The simple truth is, when it comes to dollars and cents, the college bowl system is one of the great cash cows in America. Would a playoff be bigger? You'd have to guess so. But looking at this past season's television numbers, you realize the bowls are in a strong bargaining position.

This year's BCS Championship game between Alabama and Texas drew a Nielson television rating of 17.2. By contrast, last year's Game Six World Series where the Yankees claimed the crown, drew a 7.4 rating. Last year's NBA Championship Series between the Lakers and the Magic pulled an 8.4 average rating. Even with the biggest market in America playing for a championship, college football trounced MLB.

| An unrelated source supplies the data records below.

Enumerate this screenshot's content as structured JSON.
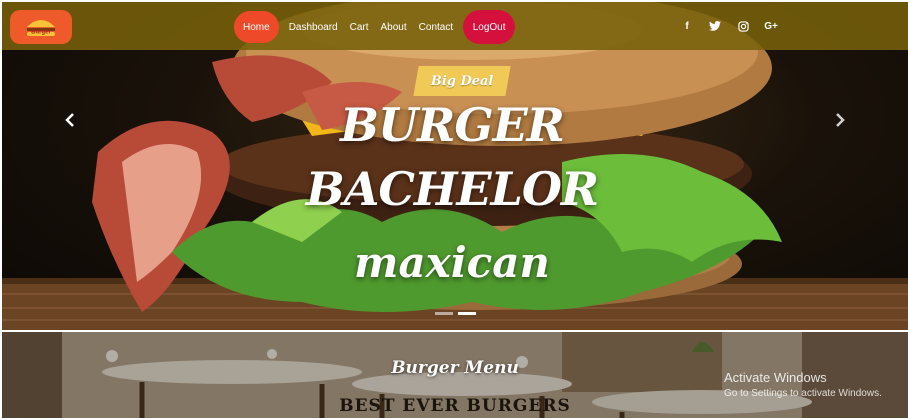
{
  "brand": {
    "logo_text": "Burger"
  },
  "nav": {
    "home": "Home",
    "dashboard": "Dashboard",
    "cart": "Cart",
    "about": "About",
    "contact": "Contact",
    "logout": "LogOut"
  },
  "social": {
    "facebook": "f",
    "twitter": "twitter-icon",
    "instagram": "instagram-icon",
    "google": "G+"
  },
  "hero": {
    "badge": "Big Deal",
    "title_line1": "BURGER",
    "title_line2": "BACHELOR",
    "title_line3": "maxican"
  },
  "menu": {
    "heading": "Burger Menu",
    "subheading": "BEST EVER BURGERS"
  },
  "windows_notice": {
    "title": "Activate Windows",
    "subtitle": "Go to Settings to activate Windows."
  },
  "colors": {
    "nav_bg": "#76600a",
    "home_active": "#ee4a2a",
    "logout": "#d6103c",
    "badge": "#f1c957",
    "logo_bg": "#ee5a2a"
  }
}
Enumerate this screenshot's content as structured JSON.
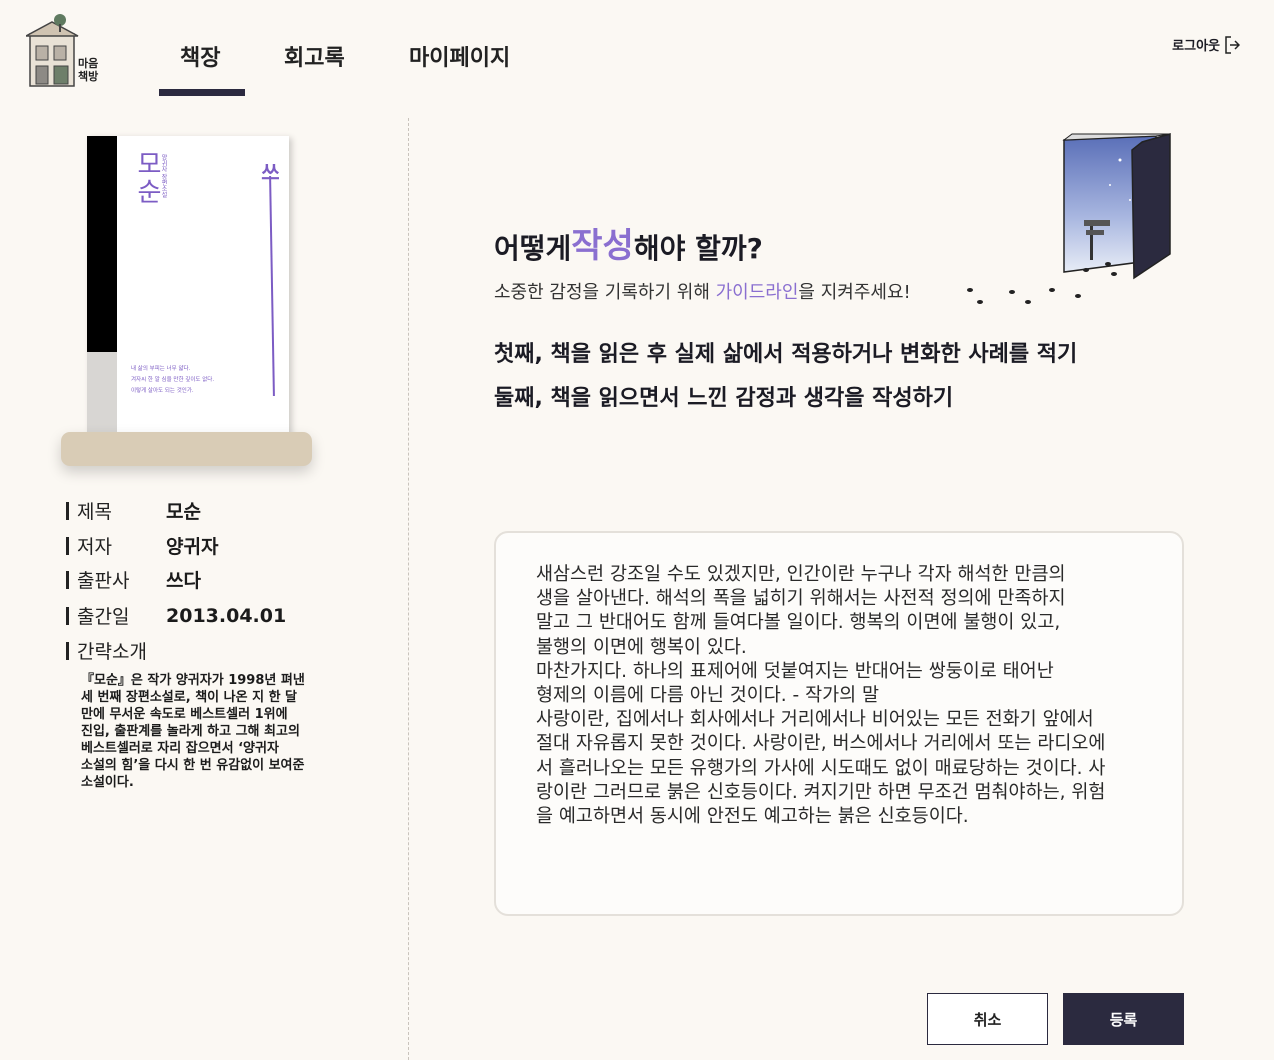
{
  "header": {
    "logo_text": "마음\n책방",
    "nav": [
      {
        "label": "책장",
        "active": true
      },
      {
        "label": "회고록",
        "active": false
      },
      {
        "label": "마이페이지",
        "active": false
      }
    ],
    "logout_label": "로그아웃"
  },
  "book": {
    "cover_title": "모순",
    "cover_subtitle": "양귀자 장편소설",
    "cover_publisher": "쓰",
    "cover_quote": "내 삶의 부피는 너무 얇다.\n겨자씨 한 알 심을 만한 깊이도 없다.\n이렇게 살아도 되는 것인가.",
    "fields": [
      {
        "label": "제목",
        "value": "모순"
      },
      {
        "label": "저자",
        "value": "양귀자"
      },
      {
        "label": "출판사",
        "value": "쓰다"
      },
      {
        "label": "출간일",
        "value": "2013.04.01"
      },
      {
        "label": "간략소개",
        "value": ""
      }
    ],
    "summary": "『모순』은 작가 양귀자가 1998년 펴낸 세 번째 장편소설로, 책이 나온 지 한 달 만에 무서운 속도로 베스트셀러 1위에 진입, 출판계를 놀라게 하고 그해 최고의 베스트셀러로 자리 잡으면서 ‘양귀자 소설의 힘’을 다시 한 번 유감없이 보여준 소설이다."
  },
  "guide": {
    "title_pre": "어떻게 ",
    "title_accent": "작성",
    "title_post": "해야 할까?",
    "sub_pre": "소중한 감정을 기록하기 위해 ",
    "sub_link": "가이드라인",
    "sub_post": "을 지켜주세요!",
    "rules": [
      "첫째, 책을 읽은 후 실제 삶에서 적용하거나 변화한 사례를 적기",
      "둘째, 책을 읽으면서 느낀 감정과 생각을 작성하기"
    ]
  },
  "editor": {
    "content": "새삼스런 강조일 수도 있겠지만, 인간이란 누구나 각자 해석한 만큼의\n생을 살아낸다. 해석의 폭을 넓히기 위해서는 사전적 정의에 만족하지\n말고 그 반대어도 함께 들여다볼 일이다. 행복의 이면에 불행이 있고,\n불행의 이면에 행복이 있다.\n마찬가지다. 하나의 표제어에 덧붙여지는 반대어는 쌍둥이로 태어난\n형제의 이름에 다름 아닌 것이다.  - 작가의 말\n사랑이란, 집에서나 회사에서나 거리에서나 비어있는 모든 전화기 앞에서\n절대 자유롭지 못한 것이다. 사랑이란, 버스에서나 거리에서 또는 라디오에\n서 흘러나오는 모든 유행가의 가사에 시도때도 없이 매료당하는 것이다. 사\n랑이란 그러므로 붉은 신호등이다. 켜지기만 하면 무조건 멈춰야하는, 위험\n을 예고하면서 동시에 안전도 예고하는 붉은 신호등이다."
  },
  "actions": {
    "cancel_label": "취소",
    "submit_label": "등록"
  },
  "colors": {
    "accent": "#8a6fd0",
    "dark": "#2b2a3f",
    "background": "#fbf8f3"
  }
}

In addition to the BCS Championship, there were three other bowls - the Rose (13.2), Fiesta (8.2) and Sugar (8.5) who all drew bigger numbers than the deciding game of the World Series. And those weren't the only ones who drew large numbers. The Orange (6.8), Alamo (5.6), Capital One (6.8) and Chick-fil-A (5.0) all drew television ratings comparable to the championship series in Major League Baseball and the NBA. 

For the record, Auburn's Outback Bowl matchup with Northwestern drew a very respectable 4.1 Nielsen rating and surprisingly had more viewer's than Bobby Bowden's swansong in the Gator Bowl (4.0) which was on the air at the same time on network television.

Of course, nothing will ever top the NFL.  By comparison, the 2010 Super Bowl drew a record 106 million viewers. The 2010 BCS Championship, even with its big numbers, drew only 29 million television watchers. I've always wondered why the BCS hasn't made the championship game a more marquee event. How big would it be to stage a Super Bowl Saturday type event, where the game is on the weekend and it takes on a feel similar to the Super Bowl? It would be huge.

Looking at these numbers, the cold hard reality is that fans are likely stuck with the BCS for years to come.  It will be hard to bring change when everyone is getting absurdly rich. The best any of us can hope for is perhaps a national championship play-in game that follows a week after the BCS games.

At this point, I'll take it.